That problem is not concerned with preserving religious liberty, freedom of worship, and the toleration, in a particular society or in the world, of a diversity of religious institutions, communities, practices, and beliefs. It is concerned only with the question of where, in that diversity, the truth lies if there is any truth in religion at all.
Introduction by Martin E. MartyA veteran theologian and minister offers his wise counsel to beginners in the field on the difficulties of practicing theology in a church often skeptical of theological pursuit. Thielicke stresses the importance of maintaining one's spiritual health in the course of technical theological inquiry.
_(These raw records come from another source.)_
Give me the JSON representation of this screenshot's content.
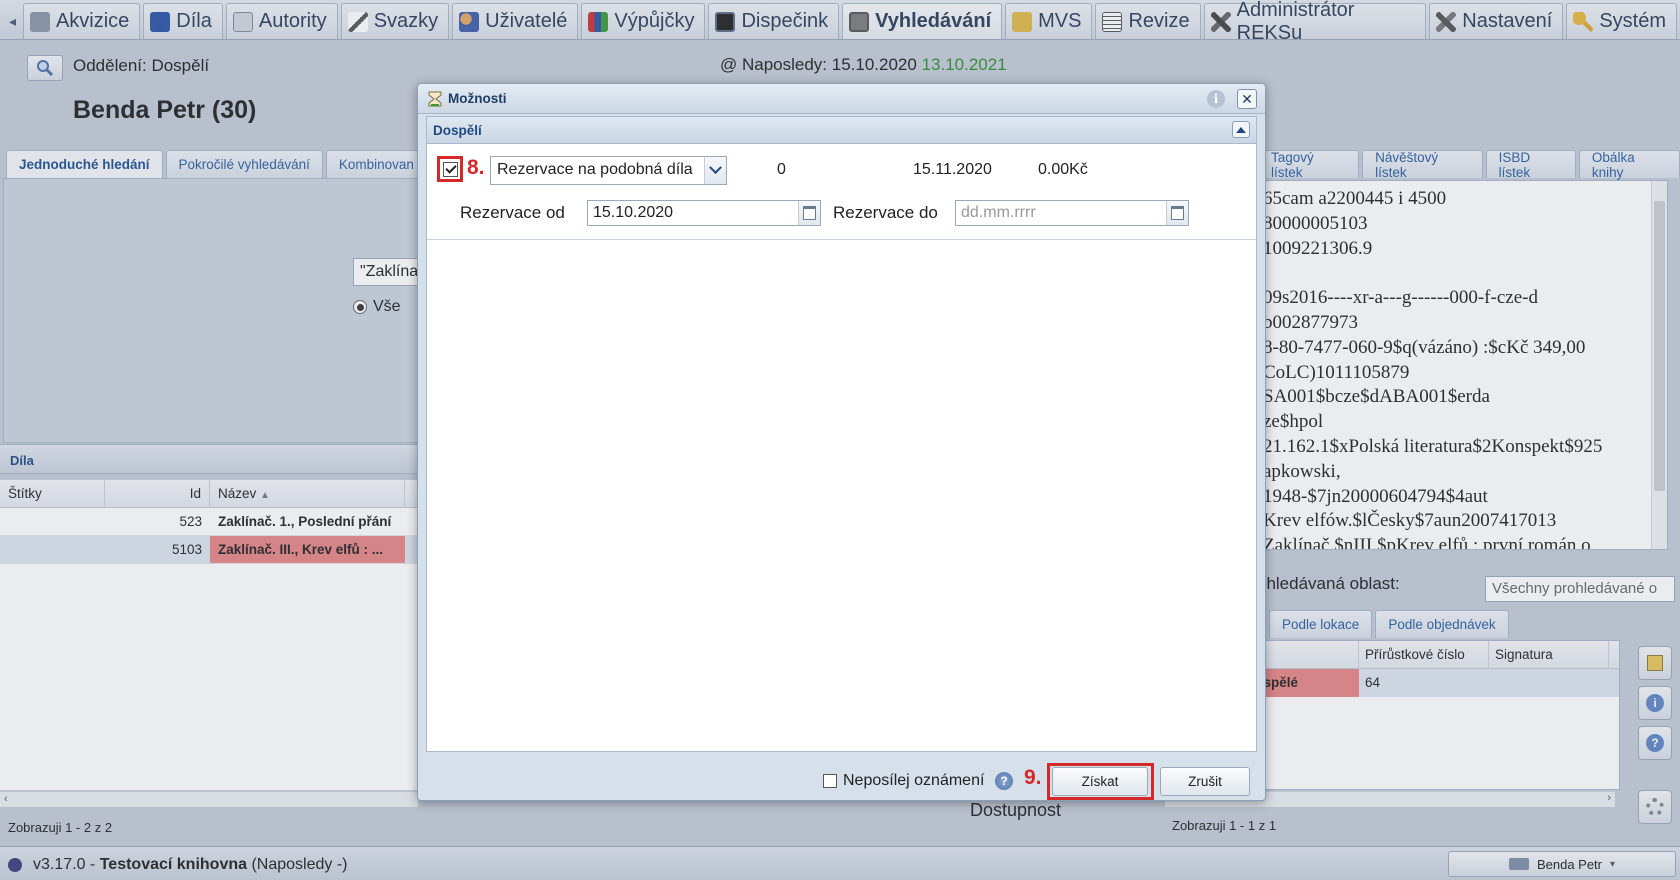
{
  "menubar": {
    "items": [
      {
        "label": "Akvizice",
        "icon": "cart-icon"
      },
      {
        "label": "Díla",
        "icon": "book-icon"
      },
      {
        "label": "Autority",
        "icon": "id-card-icon"
      },
      {
        "label": "Svazky",
        "icon": "pen-icon"
      },
      {
        "label": "Uživatelé",
        "icon": "users-icon"
      },
      {
        "label": "Výpůjčky",
        "icon": "books-icon"
      },
      {
        "label": "Dispečink",
        "icon": "monitor-icon"
      },
      {
        "label": "Vyhledávání",
        "icon": "catalog-icon",
        "active": true
      },
      {
        "label": "MVS",
        "icon": "box-icon"
      },
      {
        "label": "Revize",
        "icon": "checklist-icon"
      },
      {
        "label": "Administrátor REKSu",
        "icon": "tools-icon"
      },
      {
        "label": "Nastavení",
        "icon": "wrench-icon"
      },
      {
        "label": "Systém",
        "icon": "key-icon"
      }
    ]
  },
  "header": {
    "department": "Oddělení: Dospělí",
    "last_label": "@ Naposledy: 15.10.2020",
    "last_green": "13.10.2021",
    "patron": "Benda Petr (30)"
  },
  "left_tabs": [
    "Jednoduché hledání",
    "Pokročilé vyhledávání",
    "Kombinovan"
  ],
  "search": {
    "query": "\"Zaklínač",
    "radio_all": "Vše"
  },
  "works": {
    "title": "Díla",
    "columns": [
      "Štítky",
      "Id",
      "Název"
    ],
    "rows": [
      {
        "tags": "",
        "id": "523",
        "name": "Zaklínač. 1., Poslední přání"
      },
      {
        "tags": "",
        "id": "5103",
        "name": "Zaklínač. III., Krev elfů : ..."
      }
    ],
    "shown": "Zobrazuji 1 - 2 z 2"
  },
  "right": {
    "tabs": [
      "Tagový lístek",
      "Návěštový lístek",
      "ISBD lístek",
      "Obálka knihy"
    ],
    "marc_lines": [
      "65cam a2200445 i 4500",
      "80000005103",
      "1009221306.9",
      "",
      "09s2016----xr-a---g------000-f-cze-d",
      "b002877973",
      "8-80-7477-060-9$q(vázáno) :$cKč 349,00",
      "CoLC)1011105879",
      "SA001$bcze$dABA001$erda",
      "ze$hpol",
      "21.162.1$xPolská literatura$2Konspekt$925",
      "apkowski,",
      "1948-$7jn20000604794$4aut",
      "Krev elfów.$lČesky$7aun2007417013",
      "Zaklínač.$nIII.$pKrev elfů : první román o"
    ],
    "area_label": "Prohledávaná oblast:",
    "area_value": "Všechny prohledávané o",
    "subtabs": [
      "",
      "Podle lokace",
      "Podle objednávek"
    ],
    "items_columns": [
      "",
      "Přírůstkové číslo",
      "Signatura"
    ],
    "items_row": {
      "location": "dospělé",
      "accession": "64",
      "signature": ""
    },
    "availability": "Dostupnost",
    "shown": "Zobrazuji 1 - 1 z 1"
  },
  "status": {
    "version": "v3.17.0 - ",
    "library": "Testovací knihovna",
    "suffix": " (Naposledy -)",
    "user": "Benda Petr"
  },
  "dialog": {
    "title": "Možnosti",
    "section": "Dospělí",
    "step8": "8.",
    "step9": "9.",
    "option_select": "Rezervace na podobná díla",
    "option_count": "0",
    "option_date": "15.11.2020",
    "option_price": "0.00Kč",
    "from_label": "Rezervace od",
    "from_value": "15.10.2020",
    "to_label": "Rezervace do",
    "to_placeholder": "dd.mm.rrrr",
    "no_notify": "Neposílej oznámení",
    "get_button": "Získat",
    "cancel_button": "Zrušit"
  }
}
"...a milestone in American religious publishing." New Catholic World Devotio Moderna: Basic Writings translation and introduction by John Van Engen preface by Heiko A. Oberman "I intend to order my life to the glory, honor, and service of God and to the salvation of my soul; to put no temporal good of body, position, fortune or learning ahead of my soul's salvation; and to pursue the imitation of God in every way consonant with learning and discernment and with my own body and estate, which predispose certain forms of imitation." Geert Grote The "Modern Devotion" appears in nearly every textbook account of medieval spirituality as the characteristic expression of later medieval religious life. One written testimony to this "Modern Devotion," The Imitation of Christ, was to prove the single most influential devotional book in the history of Western Christianity. Yet apart from the Imitation itself, the spiritual works that taught this "New Devotion" have rarely been translated into English and have never been gathered in a single place. With the publication of this volume, Van Engen has made available the essential sources of the devotional movement that later medieval people looked upon as "modern" or "new." The movement originated with a Dutchman of patrician stock, Master Geert Grote, and was carried forward in communities that came to be known as the Brothers and Sisters of the Common Life. Eventually they acquired counterparts in orders, the regular canons and canonesses of the Windesheim congregation. This volume contains several works by the founder himself, Geert Grote, as well as representative lives of the Brothers and Sisters, translated for the first time from Latin and medieval Dutch. To illustrate the range of spiritual teaching these communities developed, Van Engen has chosen to translate works from several different genres: "sayings" that captured their religious insights, "statutes" that guided their collective lives, "exercises" that guided their individual lives, and "collations" or sermons that inspired their new devotion. Finally, Van Engen offers a modern translation of Gerard Zerbolt of Zutphen's Spirituality Ascensions as a kind of religious summation of the entire movement. Though little known today, it proved the single most widely read work inside the movement itself.